The PGP hopes to make personal genome sequencing more affordable, accessible, and useful for humankind.

We believe individuals from the general public have a vital role to play in making personal genomes useful. We are recruiting volunteers who are willing to share their genome sequence and many types of personal information with the research community and the general public, so that together we will be better able to advance our understanding of genetic and environmental contributions to human traits and to improve our ability to diagnose, treat, and prevent illness.

In order to achieve these goals, the Personal Genome Project wants to make the genetic and medical records of volunteers accessible to the public.  The PGP hopes to make it much easier to conduct genetic research by building a publicly accessible treasure trove of genetic data.  After the initial 10 volunteers, the PGP is hoping to enroll another 100,000 people to contribute to the database.  Sign-ups begin soon.
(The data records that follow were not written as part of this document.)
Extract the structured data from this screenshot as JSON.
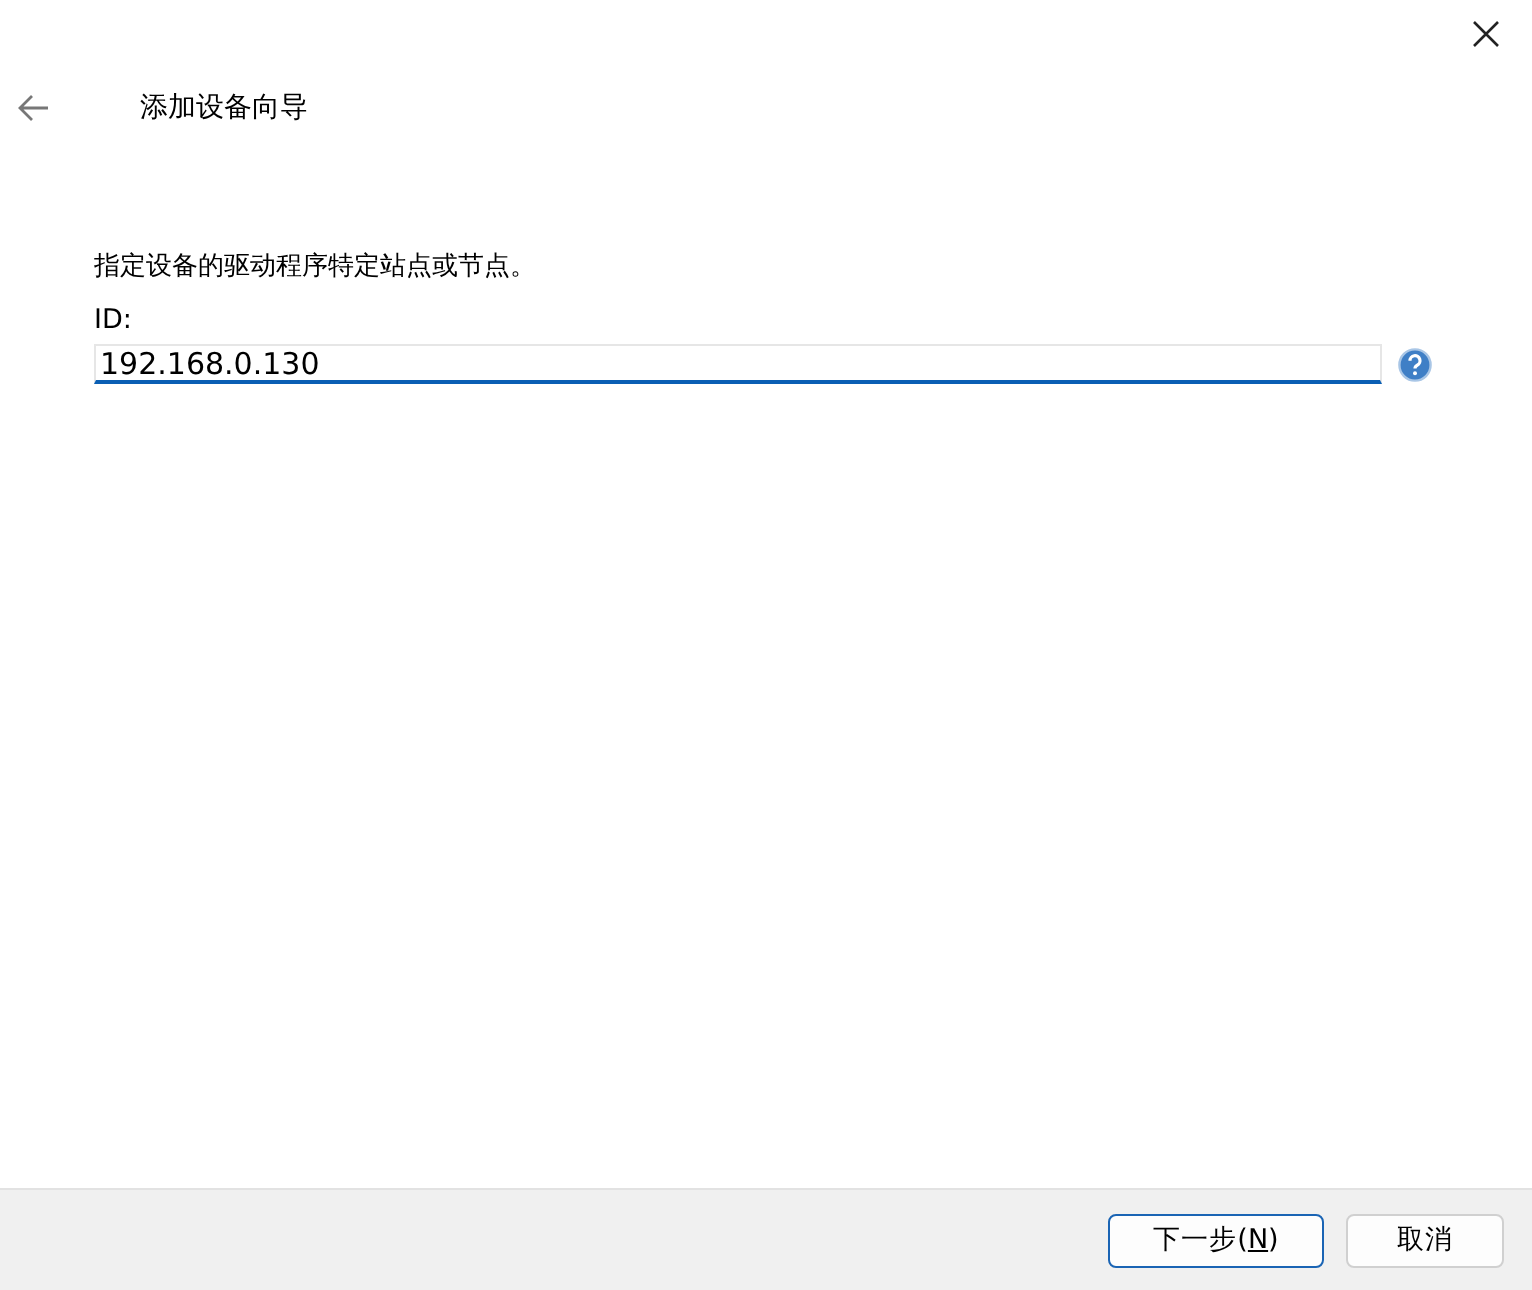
{
  "window": {
    "title": "添加设备向导"
  },
  "instruction": "指定设备的驱动程序特定站点或节点。",
  "field": {
    "label": "ID:",
    "value": "192.168.0.130",
    "focused": true
  },
  "buttons": [
    {
      "label_start": "下一步(",
      "mnemonic": "N",
      "label_end": ")",
      "default": true
    },
    {
      "label_start": "取消",
      "default": false
    }
  ]
}
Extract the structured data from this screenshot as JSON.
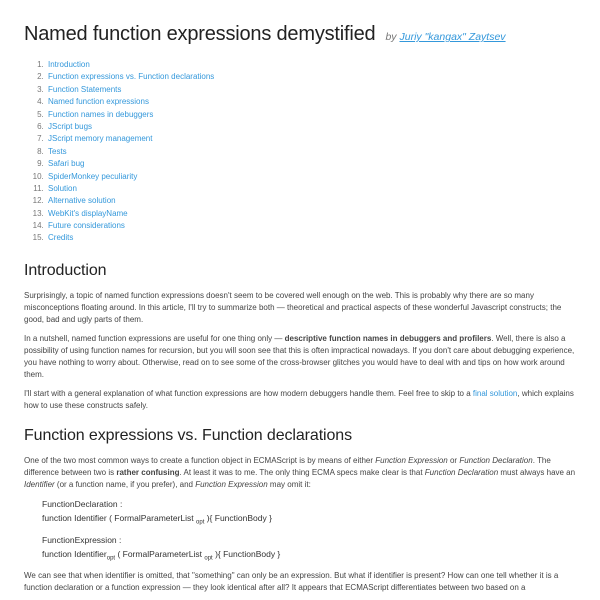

Open-sourced genetics research is an exciting, new and somewhat controversial field.  One of Long Now’s upcoming Seminar speakers, Drew Endy, takes the open approach to his work on synthetic biology, the engineering of life at a molecular level.  Whether that excites you or gives you the willies, you should probably come to the debate he’ll be having on November 17th with Jim Thomas, a member of the ETC Group.

Drew Endy        Jim Thomas

PS: Don’t forget to brush up on your synthetic biology by checking out Craig Venter’s Seminar from February.  You can also familiarize yourself with the Long Now debate format by revisiting out last debate, which focused on the potential for human progress and featured historian Niall Ferguson and futurist Peter Schwartz.

(Thanks Gwen!)